Mayo Clinic Staff. (2016, May 03). Oral health: Brush up on dental care basics. Retrieved June 6, 2017, from http://www.mayoclinic.org/healthy-lifestyle/adult-health/in-depth/dental/art-20045536
McNamee, D. (2014, October 08). Beyond tooth decay: why good oral hygiene is important. Retrieved June 6, 2017, from http://www.medicalnewstoday.com/articles/283649.php
National Institute of Dental and Craniofacial Research. (2013, September). Periodontal (Gum) Disease: Causes, Symptoms, and Treatments. Retrieved June 6, 2017, from https://www.nidcr.nih.gov/OralHealth/Topics/GumDiseases/PeriodontalGumDisease.htm
WebMD. (2016). What is Tartar? 6 Tips to Control Buildup.
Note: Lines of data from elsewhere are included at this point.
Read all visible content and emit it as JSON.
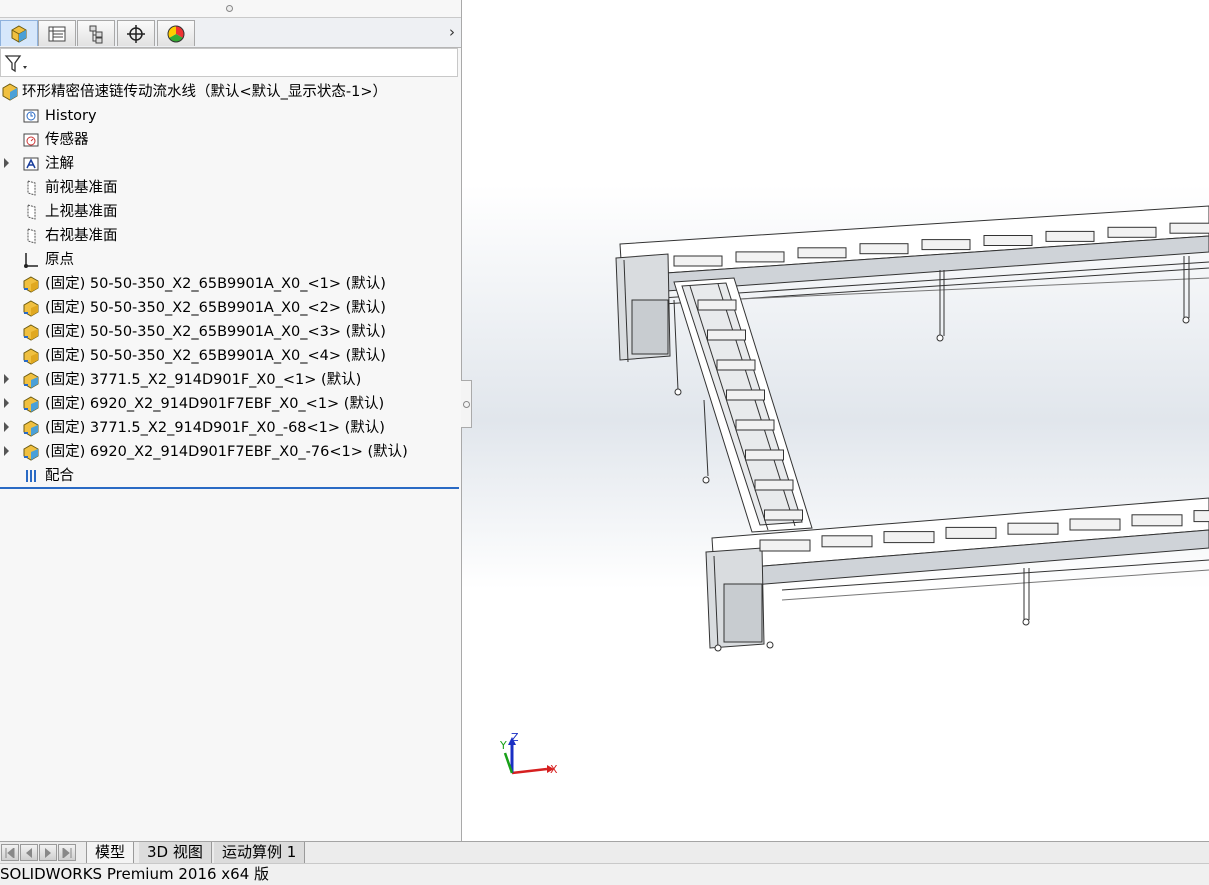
{
  "panel": {
    "tabs": [
      {
        "icon": "featuremanager-icon"
      },
      {
        "icon": "propertymanager-icon"
      },
      {
        "icon": "configurationmanager-icon"
      },
      {
        "icon": "dimxpert-icon"
      },
      {
        "icon": "displaymanager-icon"
      }
    ],
    "filter_icon": "filter-icon"
  },
  "tree": {
    "root": "环形精密倍速链传动流水线（默认<默认_显示状态-1>）",
    "items": [
      {
        "label": "History",
        "icon": "history-icon"
      },
      {
        "label": "传感器",
        "icon": "sensor-icon"
      },
      {
        "label": "注解",
        "icon": "annotation-icon",
        "expandable": true
      },
      {
        "label": "前视基准面",
        "icon": "plane-icon"
      },
      {
        "label": "上视基准面",
        "icon": "plane-icon"
      },
      {
        "label": "右视基准面",
        "icon": "plane-icon"
      },
      {
        "label": "原点",
        "icon": "origin-icon"
      },
      {
        "label": "(固定) 50-50-350_X2_65B9901A_X0_<1> (默认)",
        "icon": "part-icon"
      },
      {
        "label": "(固定) 50-50-350_X2_65B9901A_X0_<2> (默认)",
        "icon": "part-icon"
      },
      {
        "label": "(固定) 50-50-350_X2_65B9901A_X0_<3> (默认)",
        "icon": "part-icon"
      },
      {
        "label": "(固定) 50-50-350_X2_65B9901A_X0_<4> (默认)",
        "icon": "part-icon"
      },
      {
        "label": "(固定) 3771.5_X2_914D901F_X0_<1> (默认)",
        "icon": "subassembly-icon",
        "expandable": true
      },
      {
        "label": "(固定) 6920_X2_914D901F7EBF_X0_<1> (默认)",
        "icon": "subassembly-icon",
        "expandable": true
      },
      {
        "label": "(固定) 3771.5_X2_914D901F_X0_-68<1> (默认)",
        "icon": "subassembly-icon",
        "expandable": true
      },
      {
        "label": "(固定) 6920_X2_914D901F7EBF_X0_-76<1> (默认)",
        "icon": "subassembly-icon",
        "expandable": true
      },
      {
        "label": "配合",
        "icon": "mates-icon"
      }
    ]
  },
  "bottom_tabs": [
    "模型",
    "3D 视图",
    "运动算例 1"
  ],
  "status": {
    "text": "SOLIDWORKS Premium 2016 x64 版"
  },
  "triad": {
    "x": "X",
    "y": "Y",
    "z": "Z"
  }
}
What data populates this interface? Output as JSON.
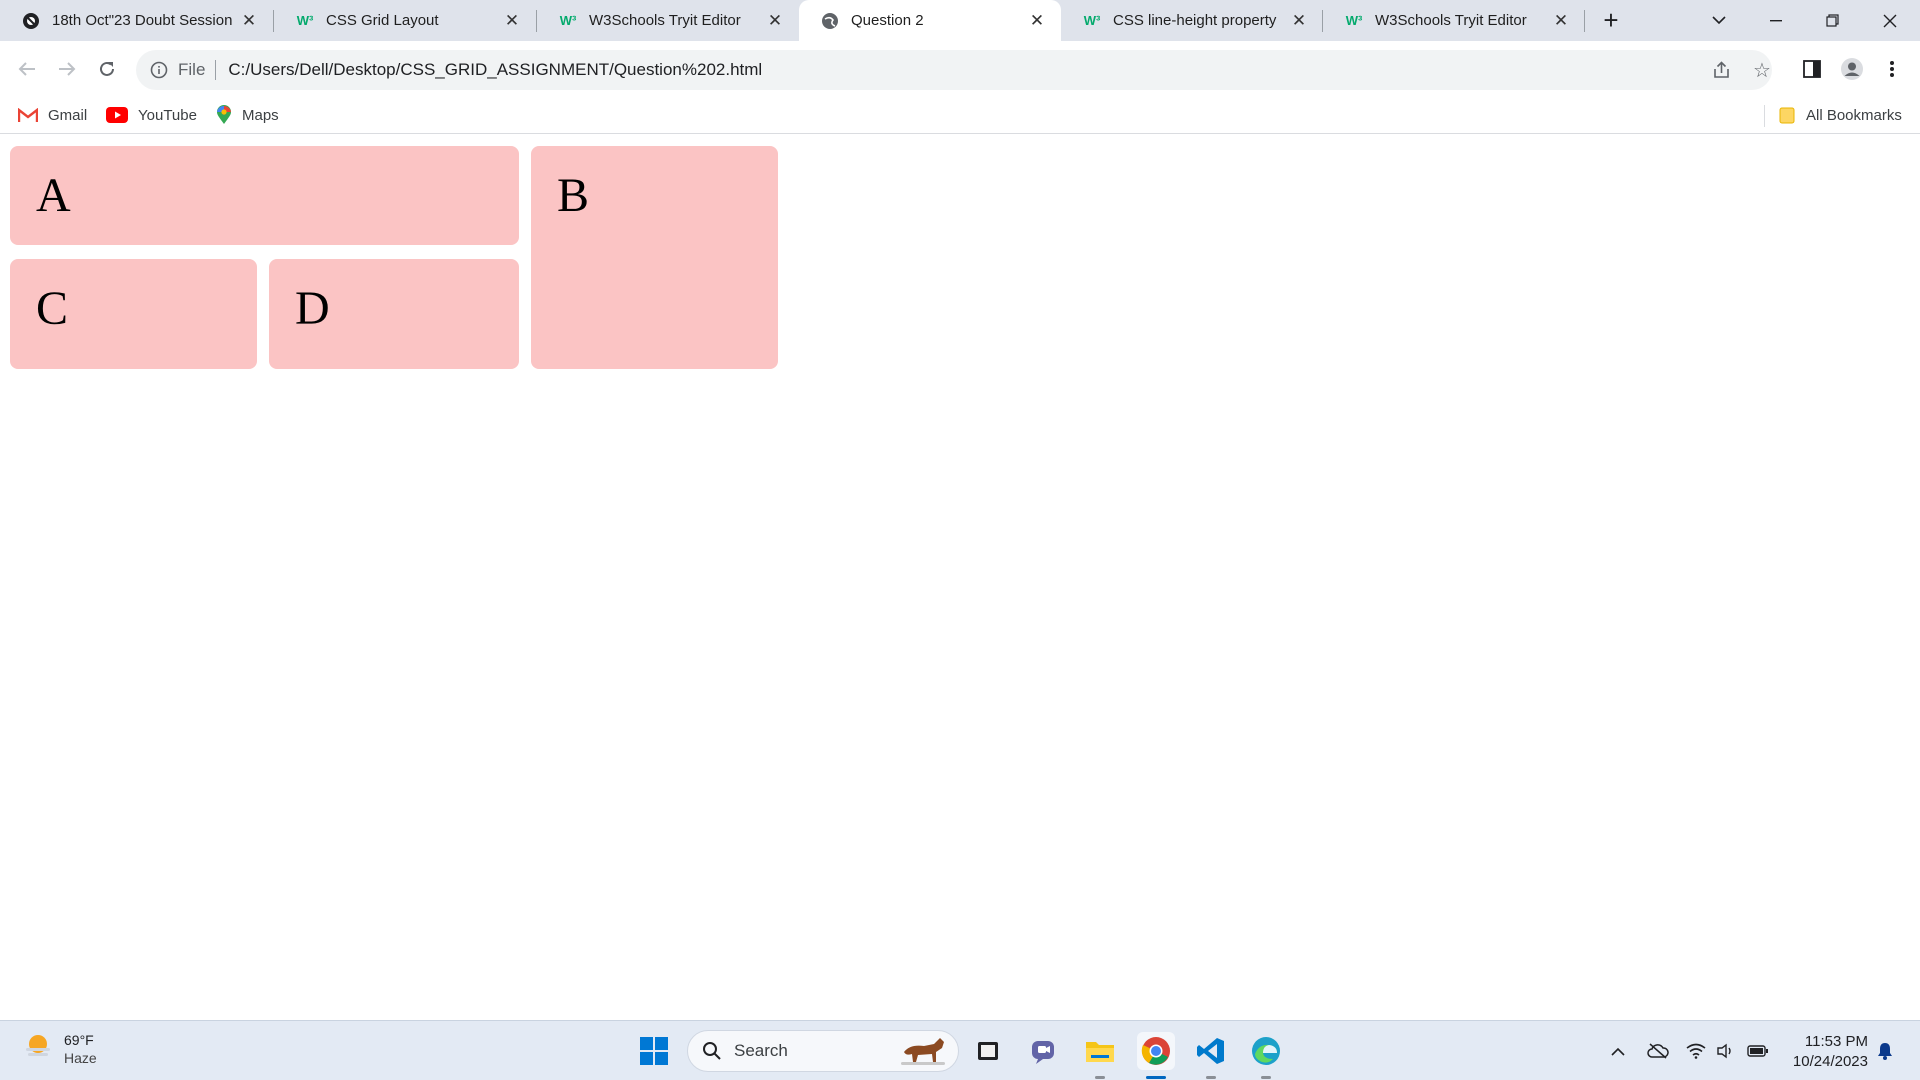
{
  "tabs": [
    {
      "title": "18th Oct\"23 Doubt Session",
      "icon": "site-icon"
    },
    {
      "title": "CSS Grid Layout",
      "icon": "w3schools-icon"
    },
    {
      "title": "W3Schools Tryit Editor",
      "icon": "w3schools-icon"
    },
    {
      "title": "Question 2",
      "icon": "globe-icon",
      "active": true
    },
    {
      "title": "CSS line-height property",
      "icon": "w3schools-icon"
    },
    {
      "title": "W3Schools Tryit Editor",
      "icon": "w3schools-icon"
    }
  ],
  "address": {
    "scheme": "File",
    "url": "C:/Users/Dell/Desktop/CSS_GRID_ASSIGNMENT/Question%202.html"
  },
  "bookmarks": {
    "gmail": "Gmail",
    "youtube": "YouTube",
    "maps": "Maps",
    "all": "All Bookmarks"
  },
  "grid": {
    "a": "A",
    "b": "B",
    "c": "C",
    "d": "D"
  },
  "taskbar": {
    "temperature": "69°F",
    "weather": "Haze",
    "search_placeholder": "Search",
    "time": "11:53 PM",
    "date": "10/24/2023"
  },
  "colors": {
    "cell_bg": "#fbc4c4",
    "tabstrip_bg": "#dfe3eb",
    "w3_green": "#04aa6d"
  }
}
Retrieved June 6, 2017, from http://www.webmd.com/oral-health/guide/tartar-dental-calculus-overview#1